EXERCISE »
Go through each line of the records below and count those with the word "picture". Give only the count.

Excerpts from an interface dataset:
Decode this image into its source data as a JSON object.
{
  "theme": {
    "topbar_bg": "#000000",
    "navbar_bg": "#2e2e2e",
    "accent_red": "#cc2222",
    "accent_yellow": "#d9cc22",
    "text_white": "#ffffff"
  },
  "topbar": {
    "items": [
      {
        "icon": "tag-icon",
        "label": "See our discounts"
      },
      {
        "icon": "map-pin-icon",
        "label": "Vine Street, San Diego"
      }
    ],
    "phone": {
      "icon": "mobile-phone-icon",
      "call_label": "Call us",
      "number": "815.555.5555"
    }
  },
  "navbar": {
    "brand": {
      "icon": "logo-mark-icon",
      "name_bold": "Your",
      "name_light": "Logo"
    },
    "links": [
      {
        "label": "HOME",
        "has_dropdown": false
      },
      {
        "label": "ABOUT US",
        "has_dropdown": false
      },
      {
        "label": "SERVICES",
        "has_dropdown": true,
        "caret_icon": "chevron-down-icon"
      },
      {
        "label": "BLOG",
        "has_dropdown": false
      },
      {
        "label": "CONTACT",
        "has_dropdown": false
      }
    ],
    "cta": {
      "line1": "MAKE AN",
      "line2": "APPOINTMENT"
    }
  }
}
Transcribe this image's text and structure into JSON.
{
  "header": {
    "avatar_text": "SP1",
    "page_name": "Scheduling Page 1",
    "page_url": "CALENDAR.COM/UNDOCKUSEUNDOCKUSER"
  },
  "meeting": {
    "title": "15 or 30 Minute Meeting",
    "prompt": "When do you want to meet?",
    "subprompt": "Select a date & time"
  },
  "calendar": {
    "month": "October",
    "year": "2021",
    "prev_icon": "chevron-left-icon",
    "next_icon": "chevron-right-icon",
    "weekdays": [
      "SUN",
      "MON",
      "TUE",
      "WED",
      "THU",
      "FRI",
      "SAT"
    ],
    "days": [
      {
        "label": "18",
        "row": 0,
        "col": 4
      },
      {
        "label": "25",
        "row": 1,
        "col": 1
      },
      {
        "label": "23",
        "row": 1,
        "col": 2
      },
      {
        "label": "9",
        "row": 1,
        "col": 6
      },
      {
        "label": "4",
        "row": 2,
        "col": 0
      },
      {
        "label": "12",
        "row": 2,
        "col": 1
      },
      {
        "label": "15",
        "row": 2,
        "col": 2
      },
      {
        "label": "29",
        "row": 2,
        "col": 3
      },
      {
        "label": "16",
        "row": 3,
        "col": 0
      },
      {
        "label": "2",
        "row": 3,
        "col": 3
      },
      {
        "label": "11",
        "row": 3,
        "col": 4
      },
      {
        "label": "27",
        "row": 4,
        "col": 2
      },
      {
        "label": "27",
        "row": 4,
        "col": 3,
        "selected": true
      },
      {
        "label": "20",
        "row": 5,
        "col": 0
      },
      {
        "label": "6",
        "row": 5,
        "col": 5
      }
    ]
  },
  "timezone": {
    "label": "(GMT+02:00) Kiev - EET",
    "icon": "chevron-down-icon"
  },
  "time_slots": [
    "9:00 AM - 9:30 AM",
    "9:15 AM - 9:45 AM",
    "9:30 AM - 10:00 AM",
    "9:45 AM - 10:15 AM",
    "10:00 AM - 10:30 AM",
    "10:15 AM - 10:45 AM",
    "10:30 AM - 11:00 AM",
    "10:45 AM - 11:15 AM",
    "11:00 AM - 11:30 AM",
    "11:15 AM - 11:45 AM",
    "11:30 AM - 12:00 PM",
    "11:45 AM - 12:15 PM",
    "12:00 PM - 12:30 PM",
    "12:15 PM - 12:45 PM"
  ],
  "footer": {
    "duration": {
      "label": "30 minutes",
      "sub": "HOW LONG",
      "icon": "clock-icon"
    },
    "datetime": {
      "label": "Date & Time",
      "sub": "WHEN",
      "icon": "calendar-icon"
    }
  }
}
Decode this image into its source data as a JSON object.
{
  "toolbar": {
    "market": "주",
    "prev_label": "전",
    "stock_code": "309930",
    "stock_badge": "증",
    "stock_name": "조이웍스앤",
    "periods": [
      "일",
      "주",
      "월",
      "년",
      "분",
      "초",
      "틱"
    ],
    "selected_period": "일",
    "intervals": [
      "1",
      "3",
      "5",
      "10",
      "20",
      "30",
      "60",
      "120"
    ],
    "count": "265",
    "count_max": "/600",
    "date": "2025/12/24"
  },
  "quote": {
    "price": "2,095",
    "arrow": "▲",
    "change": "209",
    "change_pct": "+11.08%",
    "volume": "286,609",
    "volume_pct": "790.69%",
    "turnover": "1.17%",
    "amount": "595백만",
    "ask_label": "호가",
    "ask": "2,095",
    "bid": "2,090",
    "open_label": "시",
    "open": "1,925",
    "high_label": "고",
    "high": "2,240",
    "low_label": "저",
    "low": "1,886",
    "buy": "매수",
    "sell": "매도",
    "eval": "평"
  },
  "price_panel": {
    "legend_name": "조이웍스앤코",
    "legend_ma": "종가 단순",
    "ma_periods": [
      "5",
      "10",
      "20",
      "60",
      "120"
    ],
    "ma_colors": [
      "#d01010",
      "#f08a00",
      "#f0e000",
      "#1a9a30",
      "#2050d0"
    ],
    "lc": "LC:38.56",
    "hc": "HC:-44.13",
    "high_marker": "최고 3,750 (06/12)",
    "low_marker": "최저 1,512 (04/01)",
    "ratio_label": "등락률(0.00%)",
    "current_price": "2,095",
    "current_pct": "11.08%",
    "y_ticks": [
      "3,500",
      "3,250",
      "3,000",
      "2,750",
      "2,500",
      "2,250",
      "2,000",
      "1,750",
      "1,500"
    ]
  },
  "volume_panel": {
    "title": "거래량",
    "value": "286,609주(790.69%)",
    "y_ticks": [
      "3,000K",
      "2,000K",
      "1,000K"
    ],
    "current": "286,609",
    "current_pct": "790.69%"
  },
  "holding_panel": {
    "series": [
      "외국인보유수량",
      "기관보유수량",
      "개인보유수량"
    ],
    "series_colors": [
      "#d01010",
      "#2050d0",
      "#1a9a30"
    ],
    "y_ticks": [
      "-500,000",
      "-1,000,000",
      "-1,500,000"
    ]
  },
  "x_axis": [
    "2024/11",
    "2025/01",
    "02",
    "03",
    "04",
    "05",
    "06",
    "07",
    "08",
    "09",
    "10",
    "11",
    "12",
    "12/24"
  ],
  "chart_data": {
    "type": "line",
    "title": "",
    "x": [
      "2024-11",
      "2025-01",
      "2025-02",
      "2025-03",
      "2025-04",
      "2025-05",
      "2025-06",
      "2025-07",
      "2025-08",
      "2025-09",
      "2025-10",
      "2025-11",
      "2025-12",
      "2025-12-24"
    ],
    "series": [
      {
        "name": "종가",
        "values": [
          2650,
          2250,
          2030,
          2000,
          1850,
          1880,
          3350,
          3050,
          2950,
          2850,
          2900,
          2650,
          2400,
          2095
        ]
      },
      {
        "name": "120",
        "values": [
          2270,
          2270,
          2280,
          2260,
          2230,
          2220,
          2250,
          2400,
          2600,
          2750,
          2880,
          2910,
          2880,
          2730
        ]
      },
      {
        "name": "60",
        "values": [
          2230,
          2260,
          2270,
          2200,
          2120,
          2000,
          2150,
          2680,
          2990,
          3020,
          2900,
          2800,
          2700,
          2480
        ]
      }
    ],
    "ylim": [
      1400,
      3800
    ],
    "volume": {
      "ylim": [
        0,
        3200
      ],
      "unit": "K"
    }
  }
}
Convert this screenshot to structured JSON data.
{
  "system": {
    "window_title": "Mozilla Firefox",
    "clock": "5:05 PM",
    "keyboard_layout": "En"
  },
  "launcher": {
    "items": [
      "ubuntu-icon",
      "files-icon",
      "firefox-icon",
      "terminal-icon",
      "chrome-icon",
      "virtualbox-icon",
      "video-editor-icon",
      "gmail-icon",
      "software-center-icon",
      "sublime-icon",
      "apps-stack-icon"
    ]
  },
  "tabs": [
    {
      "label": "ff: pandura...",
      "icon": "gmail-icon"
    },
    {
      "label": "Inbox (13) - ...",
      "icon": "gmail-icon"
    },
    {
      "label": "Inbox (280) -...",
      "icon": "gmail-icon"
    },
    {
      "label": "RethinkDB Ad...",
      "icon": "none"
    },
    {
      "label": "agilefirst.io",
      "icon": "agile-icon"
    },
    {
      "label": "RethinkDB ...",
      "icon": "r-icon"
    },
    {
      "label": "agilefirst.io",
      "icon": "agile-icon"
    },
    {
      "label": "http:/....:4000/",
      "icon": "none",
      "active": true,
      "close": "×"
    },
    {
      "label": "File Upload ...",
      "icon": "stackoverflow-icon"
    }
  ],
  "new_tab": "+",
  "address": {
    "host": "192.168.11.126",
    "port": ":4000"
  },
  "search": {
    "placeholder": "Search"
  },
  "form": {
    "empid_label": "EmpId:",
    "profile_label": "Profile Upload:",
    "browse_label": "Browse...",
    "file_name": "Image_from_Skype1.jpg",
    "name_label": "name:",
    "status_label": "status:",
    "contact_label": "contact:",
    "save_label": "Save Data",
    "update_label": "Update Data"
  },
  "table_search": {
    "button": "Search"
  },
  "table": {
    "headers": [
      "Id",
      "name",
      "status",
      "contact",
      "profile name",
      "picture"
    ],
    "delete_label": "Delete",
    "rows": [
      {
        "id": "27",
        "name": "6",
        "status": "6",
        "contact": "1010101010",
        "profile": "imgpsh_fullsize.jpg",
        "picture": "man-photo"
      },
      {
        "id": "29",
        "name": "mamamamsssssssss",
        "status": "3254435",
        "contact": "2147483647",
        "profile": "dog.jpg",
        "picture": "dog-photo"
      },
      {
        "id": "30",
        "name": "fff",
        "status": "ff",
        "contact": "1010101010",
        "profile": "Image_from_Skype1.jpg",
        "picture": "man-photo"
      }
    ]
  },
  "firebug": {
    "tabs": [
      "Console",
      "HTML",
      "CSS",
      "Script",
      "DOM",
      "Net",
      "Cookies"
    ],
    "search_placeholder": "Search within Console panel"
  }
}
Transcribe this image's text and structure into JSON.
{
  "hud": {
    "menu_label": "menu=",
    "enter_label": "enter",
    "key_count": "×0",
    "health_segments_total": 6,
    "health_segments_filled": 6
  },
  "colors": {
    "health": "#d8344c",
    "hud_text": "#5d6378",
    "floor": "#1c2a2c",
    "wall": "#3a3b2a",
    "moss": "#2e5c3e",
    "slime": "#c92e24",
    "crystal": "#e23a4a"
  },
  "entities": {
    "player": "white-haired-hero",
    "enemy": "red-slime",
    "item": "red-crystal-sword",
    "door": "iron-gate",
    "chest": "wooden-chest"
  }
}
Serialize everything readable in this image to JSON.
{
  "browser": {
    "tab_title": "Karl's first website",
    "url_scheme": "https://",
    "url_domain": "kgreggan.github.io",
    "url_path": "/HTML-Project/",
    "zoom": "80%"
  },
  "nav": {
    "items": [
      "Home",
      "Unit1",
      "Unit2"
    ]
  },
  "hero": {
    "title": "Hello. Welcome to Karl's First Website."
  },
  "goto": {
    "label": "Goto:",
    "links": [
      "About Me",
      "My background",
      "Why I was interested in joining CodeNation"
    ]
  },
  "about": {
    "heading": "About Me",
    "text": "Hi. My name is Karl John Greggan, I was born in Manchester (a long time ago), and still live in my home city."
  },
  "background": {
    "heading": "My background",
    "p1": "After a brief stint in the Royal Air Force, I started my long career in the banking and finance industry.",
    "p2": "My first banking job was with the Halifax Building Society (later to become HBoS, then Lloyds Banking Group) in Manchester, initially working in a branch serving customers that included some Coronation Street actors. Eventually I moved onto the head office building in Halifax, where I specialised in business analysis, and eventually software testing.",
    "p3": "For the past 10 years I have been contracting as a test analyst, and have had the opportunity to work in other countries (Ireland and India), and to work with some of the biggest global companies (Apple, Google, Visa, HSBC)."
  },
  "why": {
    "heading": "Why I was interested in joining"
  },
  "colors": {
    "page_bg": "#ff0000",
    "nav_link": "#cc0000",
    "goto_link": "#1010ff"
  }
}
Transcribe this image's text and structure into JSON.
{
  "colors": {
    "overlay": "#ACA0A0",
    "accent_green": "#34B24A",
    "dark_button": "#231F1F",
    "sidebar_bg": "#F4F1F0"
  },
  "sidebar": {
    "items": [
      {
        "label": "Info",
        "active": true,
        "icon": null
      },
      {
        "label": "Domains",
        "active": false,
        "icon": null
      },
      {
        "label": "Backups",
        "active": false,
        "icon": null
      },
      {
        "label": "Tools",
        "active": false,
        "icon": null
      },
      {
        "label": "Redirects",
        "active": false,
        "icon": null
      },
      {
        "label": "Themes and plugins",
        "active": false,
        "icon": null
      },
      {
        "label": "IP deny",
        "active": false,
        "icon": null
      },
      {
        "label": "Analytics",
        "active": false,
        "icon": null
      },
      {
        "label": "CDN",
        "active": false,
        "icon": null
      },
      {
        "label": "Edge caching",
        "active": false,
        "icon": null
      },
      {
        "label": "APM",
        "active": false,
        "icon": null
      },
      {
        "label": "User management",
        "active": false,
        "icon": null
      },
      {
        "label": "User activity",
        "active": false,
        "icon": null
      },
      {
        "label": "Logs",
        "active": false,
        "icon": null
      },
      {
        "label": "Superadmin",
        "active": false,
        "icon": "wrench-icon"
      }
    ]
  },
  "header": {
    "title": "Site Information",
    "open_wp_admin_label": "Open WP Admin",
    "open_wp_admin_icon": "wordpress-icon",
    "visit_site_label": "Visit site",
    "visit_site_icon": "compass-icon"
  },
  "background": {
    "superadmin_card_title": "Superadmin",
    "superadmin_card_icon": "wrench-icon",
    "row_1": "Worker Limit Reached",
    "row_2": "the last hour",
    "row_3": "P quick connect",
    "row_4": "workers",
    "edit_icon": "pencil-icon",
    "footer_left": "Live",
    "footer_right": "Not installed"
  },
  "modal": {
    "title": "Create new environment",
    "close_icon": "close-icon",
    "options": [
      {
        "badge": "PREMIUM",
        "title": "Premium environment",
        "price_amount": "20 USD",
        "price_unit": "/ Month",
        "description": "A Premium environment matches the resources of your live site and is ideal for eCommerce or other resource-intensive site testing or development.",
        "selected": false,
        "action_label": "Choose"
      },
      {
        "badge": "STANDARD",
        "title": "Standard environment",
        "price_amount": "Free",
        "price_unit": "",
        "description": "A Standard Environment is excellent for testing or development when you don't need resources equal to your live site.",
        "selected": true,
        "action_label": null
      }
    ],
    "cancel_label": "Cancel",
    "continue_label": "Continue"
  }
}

RESPONSE »
4